Thursday 12th October 1989   Morning surgery 08.53

“Right, Mrs Crosby, let me sum up. You came to see Dr Lewis on Monday.”
“Yes, doctor.”
“At that stage, you had had a cough for 3 days and a bit of a cold.”
“Yes, doctor.”
“You insisted that you were given an antibiotic.”
“I wouldn’t say that, doctor.”
“Well, that is exactly what Dr Lewis has written in your notes.” My Dad picked up the record card and read: “Cough and cold 3 days. Chest clear. Patient insists on having an antibiotic.” He looked sternly at Mrs Crosby and raised his eyebrows.

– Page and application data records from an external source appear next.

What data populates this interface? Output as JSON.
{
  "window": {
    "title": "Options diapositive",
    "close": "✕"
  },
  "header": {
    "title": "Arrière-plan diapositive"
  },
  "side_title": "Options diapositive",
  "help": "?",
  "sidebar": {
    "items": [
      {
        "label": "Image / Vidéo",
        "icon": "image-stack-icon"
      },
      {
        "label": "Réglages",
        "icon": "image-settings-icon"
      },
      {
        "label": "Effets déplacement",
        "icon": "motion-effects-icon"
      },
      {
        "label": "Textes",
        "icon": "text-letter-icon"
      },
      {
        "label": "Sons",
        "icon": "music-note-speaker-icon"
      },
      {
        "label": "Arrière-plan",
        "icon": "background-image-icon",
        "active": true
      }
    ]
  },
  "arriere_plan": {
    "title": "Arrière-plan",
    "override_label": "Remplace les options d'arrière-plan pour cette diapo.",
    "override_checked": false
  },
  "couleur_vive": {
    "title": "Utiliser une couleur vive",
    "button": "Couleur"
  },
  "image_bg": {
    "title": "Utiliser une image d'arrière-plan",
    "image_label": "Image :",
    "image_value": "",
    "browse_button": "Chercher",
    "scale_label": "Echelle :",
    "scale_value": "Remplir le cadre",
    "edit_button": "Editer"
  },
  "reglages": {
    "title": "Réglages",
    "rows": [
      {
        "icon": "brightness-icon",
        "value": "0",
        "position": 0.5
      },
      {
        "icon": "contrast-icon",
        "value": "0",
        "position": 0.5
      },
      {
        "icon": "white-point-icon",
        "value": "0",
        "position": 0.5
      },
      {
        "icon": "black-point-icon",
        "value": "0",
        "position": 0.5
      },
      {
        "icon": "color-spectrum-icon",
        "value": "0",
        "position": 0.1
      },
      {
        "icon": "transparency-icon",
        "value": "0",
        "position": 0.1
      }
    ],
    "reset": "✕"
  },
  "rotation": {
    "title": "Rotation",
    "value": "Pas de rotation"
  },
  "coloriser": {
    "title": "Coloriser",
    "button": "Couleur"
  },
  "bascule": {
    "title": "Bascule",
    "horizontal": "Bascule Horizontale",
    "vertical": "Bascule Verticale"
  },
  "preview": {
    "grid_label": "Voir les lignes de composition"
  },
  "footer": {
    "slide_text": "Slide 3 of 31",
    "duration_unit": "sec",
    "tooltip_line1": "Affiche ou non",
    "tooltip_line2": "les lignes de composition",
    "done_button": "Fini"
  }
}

Mrs Crosby did not say anything.
“As far as I can make out and, against her better judgement, Dr Lewis prescribed an antibiotic.”
Mrs Crosby nodded reluctantly.
“Today, you are here because you feel no better and you want a stronger antibiotic?”
“Yes, doctor, I told Dr Lewis that amoxycillin never . . . ”
“Mrs Crosby, It doesn’t surprise me in the least that, if you didn’t need an antibiotic in the first place, the antibiotic prescribed by Dr Lewis won’t have made you feel any better. It’s like taking a pain killer when you haven’t got a pain. It doesn’t really help. It shouldn’t surprise you, either, to be told that I am not going to give you a stronger antibiotic. In fact, not only am I not going to give you a stronger antibiotic, I am also going to take this antibiotic, the one that you placed on my desk with a barely disguised expression of annoyance, away from you. You don’t need it.”
Mrs Crosby looked very unhappy.
“My advice, Mrs Crosby, is to go away and wait patiently for your cough to get better.”

A stronger antibiotic.